A new special issue of The Gerontologist has identified for the first time how ethnically, culturally, linguistically, and geographically diverse groups think about aging and brain health.
This research was conducted based on recommendations from the U.S. Centers for Disease Control and Prevention's (CDC) Healthy Brain Initiative, a project designed to eliminate health disparities. The findings will be used to further the development of effective public health messages to promote cognitive health in older adults across the nation.
"This special issue includes a wide range of cutting-edge manuscripts on cognitive health in old age," said William J. McAuley, PhD, editor-in-chief of The Gerontologist. "It presents information on perceptions about cognitive health held by various groups, methods of promoting cognitive health, and approaches to preserving physical health among those with cognitive problems."
All demographic groups studied believed that cognitive health is influenced by physical, mental, and social activity; however, they differed in opinions of the benefits of specific activities, nutrition, and genetics. The respondents also indicated that that media messages about cognitive health are limited and confusing. Furthermore, many agreed that health messages that incorporate specific community values and are delivered within pre-existing social groups by community leaders may be particularly effective.
"The Network is unique in that it combines diverse perspectives of nine Network members in partnership with CDC's Healthy Brain Initiative to focus on improving our understanding of the public's perceptions about cognitive health by conducting quality research and dissemination of findings," said Wayne H. Giles, MD, MS, the director of the Division of Adult and Community Health within the National Center for Chronic Disease Prevention and Health Promotion.
Between 2005 and 2007, the HAN conducted 55 focus groups with over 450 older adult participants from nine states, including rural and urban communities; individuals with cognitive impairment and their family caregivers; speakers of English, Spanish, Mandarin, Cantonese, and Vietnamese; and African Americans, American Indians, Asian Americans, Hispanics, and non-Hispanic whites.

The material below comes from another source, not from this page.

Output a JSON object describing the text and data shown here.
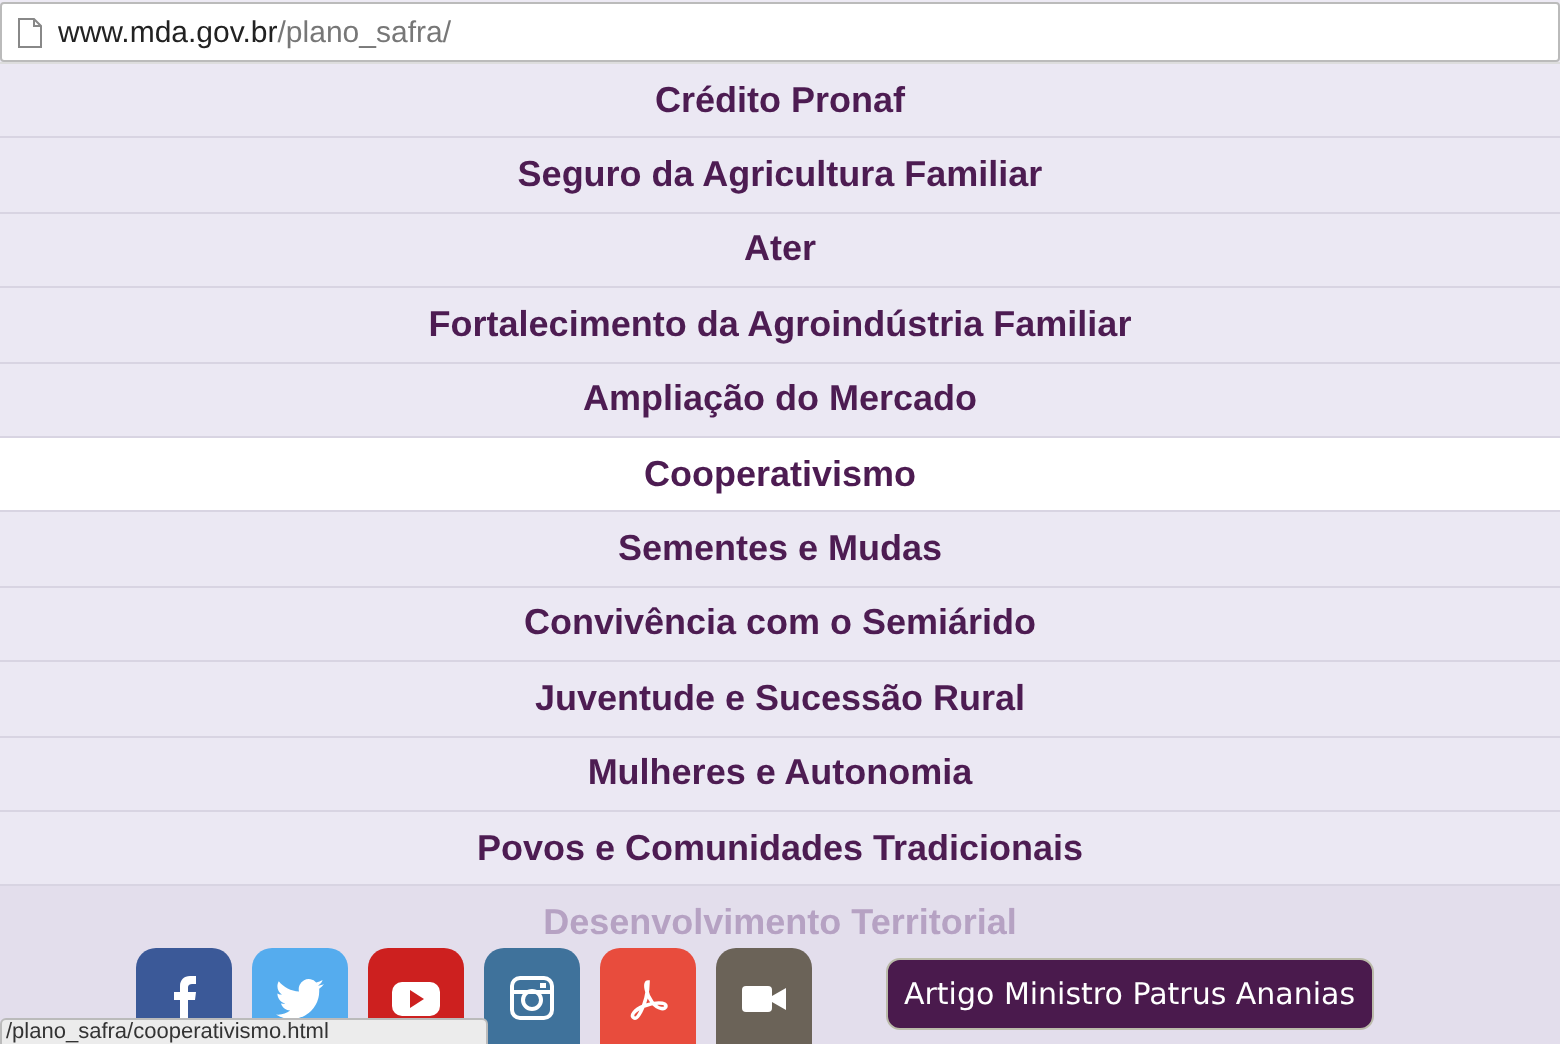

"This special issue of The Gerontologist is an example of the important results of that work and includes key findings about cognitive health that can assist in efforts to disseminate appropriate and effective cognitive health messages," Giles said.
|Contact: Todd Kluss|
The Gerontological Society of America